Report back each line of the records that contains the string "likes".

__RECORD SET__.
BEGIN

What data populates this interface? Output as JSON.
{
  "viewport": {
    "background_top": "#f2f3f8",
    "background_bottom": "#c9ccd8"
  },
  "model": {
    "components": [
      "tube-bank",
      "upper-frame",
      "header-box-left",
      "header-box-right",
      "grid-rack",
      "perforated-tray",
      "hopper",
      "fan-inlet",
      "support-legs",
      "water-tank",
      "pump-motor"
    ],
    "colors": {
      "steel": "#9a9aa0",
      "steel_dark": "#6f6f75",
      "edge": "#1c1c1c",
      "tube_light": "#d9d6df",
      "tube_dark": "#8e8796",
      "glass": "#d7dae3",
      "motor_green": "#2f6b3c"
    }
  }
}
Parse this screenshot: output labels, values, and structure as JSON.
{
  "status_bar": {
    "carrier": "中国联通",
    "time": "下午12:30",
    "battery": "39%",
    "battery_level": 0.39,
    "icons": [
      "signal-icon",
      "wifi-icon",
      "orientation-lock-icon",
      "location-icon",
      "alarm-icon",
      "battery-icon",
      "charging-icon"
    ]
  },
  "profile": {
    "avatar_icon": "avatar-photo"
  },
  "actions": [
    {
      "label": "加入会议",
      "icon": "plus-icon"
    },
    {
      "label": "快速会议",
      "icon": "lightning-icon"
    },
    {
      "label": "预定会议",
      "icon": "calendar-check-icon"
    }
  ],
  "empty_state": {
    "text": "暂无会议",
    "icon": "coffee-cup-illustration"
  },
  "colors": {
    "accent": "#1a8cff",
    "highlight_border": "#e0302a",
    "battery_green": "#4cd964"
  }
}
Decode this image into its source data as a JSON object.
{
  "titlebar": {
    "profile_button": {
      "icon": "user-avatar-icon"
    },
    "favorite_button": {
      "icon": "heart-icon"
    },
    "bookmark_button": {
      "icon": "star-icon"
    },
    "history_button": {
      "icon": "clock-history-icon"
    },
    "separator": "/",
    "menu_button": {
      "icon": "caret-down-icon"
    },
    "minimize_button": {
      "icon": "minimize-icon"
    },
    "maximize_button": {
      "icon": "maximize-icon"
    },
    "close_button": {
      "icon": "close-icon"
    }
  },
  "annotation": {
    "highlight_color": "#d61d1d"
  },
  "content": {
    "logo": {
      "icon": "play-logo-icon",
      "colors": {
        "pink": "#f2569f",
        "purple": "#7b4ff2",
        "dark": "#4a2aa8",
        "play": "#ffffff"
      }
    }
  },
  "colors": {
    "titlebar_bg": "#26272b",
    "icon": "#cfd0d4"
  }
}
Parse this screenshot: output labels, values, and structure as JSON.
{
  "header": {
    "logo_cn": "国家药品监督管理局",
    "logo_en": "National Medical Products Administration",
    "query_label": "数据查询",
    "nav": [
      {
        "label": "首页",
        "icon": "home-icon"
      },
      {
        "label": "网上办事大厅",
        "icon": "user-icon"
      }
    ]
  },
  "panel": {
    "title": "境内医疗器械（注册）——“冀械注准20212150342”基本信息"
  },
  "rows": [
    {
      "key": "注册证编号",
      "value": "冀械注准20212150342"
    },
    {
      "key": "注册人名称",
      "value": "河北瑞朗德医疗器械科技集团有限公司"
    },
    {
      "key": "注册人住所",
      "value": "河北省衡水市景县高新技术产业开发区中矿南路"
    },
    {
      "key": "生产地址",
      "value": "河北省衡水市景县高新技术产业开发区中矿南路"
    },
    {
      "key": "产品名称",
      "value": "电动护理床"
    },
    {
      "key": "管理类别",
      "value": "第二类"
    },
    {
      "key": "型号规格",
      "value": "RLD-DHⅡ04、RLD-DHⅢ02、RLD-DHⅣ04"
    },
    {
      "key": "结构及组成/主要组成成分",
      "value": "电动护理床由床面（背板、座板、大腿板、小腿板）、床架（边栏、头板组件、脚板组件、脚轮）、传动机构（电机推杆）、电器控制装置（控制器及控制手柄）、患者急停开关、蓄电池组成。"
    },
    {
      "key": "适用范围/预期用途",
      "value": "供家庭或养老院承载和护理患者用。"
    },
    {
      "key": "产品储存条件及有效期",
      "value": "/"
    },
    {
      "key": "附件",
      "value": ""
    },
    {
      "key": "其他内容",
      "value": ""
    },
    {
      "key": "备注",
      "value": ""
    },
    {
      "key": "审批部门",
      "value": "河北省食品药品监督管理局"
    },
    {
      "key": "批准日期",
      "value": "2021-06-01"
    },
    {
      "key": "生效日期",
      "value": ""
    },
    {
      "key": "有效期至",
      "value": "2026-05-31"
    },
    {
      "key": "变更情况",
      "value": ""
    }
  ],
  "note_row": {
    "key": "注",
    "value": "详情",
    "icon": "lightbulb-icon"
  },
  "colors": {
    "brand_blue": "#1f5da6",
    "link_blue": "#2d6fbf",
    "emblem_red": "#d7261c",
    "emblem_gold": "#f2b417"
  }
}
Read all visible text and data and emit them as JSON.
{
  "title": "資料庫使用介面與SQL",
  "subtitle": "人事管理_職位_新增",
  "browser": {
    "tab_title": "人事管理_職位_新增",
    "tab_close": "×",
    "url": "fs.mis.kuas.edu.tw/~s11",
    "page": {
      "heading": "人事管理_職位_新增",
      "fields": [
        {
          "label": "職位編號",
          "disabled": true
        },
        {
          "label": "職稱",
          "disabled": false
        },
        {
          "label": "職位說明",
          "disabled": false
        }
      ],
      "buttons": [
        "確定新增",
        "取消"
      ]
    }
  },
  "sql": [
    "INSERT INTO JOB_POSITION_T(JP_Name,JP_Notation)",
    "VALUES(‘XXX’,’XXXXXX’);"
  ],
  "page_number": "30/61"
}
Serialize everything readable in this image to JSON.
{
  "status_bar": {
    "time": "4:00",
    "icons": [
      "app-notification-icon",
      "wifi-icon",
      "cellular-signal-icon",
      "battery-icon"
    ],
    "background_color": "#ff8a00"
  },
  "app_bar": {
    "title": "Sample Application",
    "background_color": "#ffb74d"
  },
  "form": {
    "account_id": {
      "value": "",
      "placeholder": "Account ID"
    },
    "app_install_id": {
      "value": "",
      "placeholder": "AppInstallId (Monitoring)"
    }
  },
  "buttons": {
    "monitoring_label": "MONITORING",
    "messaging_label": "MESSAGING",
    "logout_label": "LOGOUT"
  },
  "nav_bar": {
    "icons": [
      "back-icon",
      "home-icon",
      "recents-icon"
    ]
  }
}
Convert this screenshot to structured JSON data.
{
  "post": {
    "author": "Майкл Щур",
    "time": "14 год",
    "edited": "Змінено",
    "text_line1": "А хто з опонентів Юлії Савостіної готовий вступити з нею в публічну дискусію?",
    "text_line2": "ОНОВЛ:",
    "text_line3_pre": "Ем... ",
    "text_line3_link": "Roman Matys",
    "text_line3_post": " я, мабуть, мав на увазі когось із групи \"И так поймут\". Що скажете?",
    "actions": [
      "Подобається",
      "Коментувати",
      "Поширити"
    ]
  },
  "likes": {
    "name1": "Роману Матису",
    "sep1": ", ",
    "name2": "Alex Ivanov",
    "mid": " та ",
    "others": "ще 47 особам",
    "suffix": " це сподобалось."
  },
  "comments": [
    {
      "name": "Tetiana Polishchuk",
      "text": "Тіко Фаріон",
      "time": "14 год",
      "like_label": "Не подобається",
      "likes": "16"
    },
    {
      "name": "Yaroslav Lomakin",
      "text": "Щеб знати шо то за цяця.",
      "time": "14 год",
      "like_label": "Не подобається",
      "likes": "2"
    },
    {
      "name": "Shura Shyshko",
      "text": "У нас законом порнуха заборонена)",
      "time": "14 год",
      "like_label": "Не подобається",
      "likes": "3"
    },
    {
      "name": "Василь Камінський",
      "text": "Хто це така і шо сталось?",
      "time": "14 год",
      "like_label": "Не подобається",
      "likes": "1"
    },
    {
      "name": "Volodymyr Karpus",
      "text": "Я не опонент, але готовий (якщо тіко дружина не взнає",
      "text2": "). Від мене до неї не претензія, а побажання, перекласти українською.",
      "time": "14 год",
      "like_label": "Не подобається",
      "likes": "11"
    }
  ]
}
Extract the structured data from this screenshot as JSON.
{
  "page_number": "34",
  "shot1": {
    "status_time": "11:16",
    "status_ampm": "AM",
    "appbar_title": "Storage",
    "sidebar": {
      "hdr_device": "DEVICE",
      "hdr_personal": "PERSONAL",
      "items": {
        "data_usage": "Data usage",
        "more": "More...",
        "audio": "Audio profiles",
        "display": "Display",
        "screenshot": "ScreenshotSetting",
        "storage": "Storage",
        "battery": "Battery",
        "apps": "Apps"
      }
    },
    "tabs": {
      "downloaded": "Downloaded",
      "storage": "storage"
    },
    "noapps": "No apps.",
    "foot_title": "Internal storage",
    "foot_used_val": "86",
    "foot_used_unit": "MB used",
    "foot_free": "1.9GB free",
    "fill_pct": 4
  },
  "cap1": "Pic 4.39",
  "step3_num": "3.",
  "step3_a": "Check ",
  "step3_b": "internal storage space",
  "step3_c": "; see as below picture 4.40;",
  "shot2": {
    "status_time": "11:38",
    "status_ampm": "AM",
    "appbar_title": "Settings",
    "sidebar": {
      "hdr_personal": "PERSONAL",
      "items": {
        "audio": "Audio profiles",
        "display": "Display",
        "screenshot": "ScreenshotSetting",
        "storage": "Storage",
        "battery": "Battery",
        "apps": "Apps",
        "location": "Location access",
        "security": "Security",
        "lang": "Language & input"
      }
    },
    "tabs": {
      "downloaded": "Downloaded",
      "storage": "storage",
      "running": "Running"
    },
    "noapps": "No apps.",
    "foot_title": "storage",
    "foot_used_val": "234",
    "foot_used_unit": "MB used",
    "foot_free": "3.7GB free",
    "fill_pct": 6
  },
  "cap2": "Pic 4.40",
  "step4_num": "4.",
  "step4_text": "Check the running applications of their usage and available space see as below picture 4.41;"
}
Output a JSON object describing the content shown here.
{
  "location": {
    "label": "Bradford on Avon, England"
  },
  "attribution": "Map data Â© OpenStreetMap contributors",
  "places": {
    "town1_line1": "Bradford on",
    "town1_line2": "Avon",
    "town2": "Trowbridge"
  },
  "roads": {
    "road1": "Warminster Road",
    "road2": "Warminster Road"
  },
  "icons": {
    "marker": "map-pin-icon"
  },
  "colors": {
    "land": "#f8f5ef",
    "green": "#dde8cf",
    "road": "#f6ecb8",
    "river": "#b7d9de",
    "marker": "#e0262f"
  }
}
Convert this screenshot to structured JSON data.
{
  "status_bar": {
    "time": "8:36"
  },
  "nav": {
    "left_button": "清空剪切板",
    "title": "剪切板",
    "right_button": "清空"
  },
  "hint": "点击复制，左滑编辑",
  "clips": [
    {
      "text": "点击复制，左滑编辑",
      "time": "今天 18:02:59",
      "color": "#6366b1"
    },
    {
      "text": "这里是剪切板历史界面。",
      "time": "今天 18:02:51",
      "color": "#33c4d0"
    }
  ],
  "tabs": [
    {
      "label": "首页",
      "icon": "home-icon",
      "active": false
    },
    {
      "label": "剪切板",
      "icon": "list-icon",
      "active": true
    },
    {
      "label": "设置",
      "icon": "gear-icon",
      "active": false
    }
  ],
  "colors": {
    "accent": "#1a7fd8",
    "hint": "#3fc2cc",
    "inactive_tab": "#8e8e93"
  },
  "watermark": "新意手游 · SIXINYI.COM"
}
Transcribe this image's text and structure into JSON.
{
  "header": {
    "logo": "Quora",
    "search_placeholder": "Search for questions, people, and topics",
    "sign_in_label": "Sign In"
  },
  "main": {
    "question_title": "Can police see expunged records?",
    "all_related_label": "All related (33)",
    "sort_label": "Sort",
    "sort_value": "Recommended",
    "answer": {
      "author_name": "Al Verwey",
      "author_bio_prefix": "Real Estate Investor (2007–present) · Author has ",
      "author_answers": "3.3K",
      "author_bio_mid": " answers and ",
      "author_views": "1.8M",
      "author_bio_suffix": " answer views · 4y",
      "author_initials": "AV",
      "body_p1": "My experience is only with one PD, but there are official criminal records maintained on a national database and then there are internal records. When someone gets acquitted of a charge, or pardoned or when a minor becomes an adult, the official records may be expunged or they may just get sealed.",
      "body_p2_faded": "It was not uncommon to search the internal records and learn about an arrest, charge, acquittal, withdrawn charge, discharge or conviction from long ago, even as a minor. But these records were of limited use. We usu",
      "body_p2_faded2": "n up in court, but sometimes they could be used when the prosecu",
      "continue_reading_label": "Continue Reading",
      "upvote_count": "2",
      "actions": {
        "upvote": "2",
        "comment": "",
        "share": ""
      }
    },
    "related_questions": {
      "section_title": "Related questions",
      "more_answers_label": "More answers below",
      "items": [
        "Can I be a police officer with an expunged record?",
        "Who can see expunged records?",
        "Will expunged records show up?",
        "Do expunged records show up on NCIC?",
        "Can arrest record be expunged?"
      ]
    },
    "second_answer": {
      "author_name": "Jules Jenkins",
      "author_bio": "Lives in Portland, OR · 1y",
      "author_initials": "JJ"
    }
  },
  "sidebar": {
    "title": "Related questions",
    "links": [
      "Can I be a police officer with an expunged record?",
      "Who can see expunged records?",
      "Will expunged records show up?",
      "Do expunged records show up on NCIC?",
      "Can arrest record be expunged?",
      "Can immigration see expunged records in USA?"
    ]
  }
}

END

__OUTPUT FOR THIS TASK__.
  "likes": {
      "likes": "16"
      "likes": "2"
      "likes": "3"
      "likes": "1"
      "likes": "11"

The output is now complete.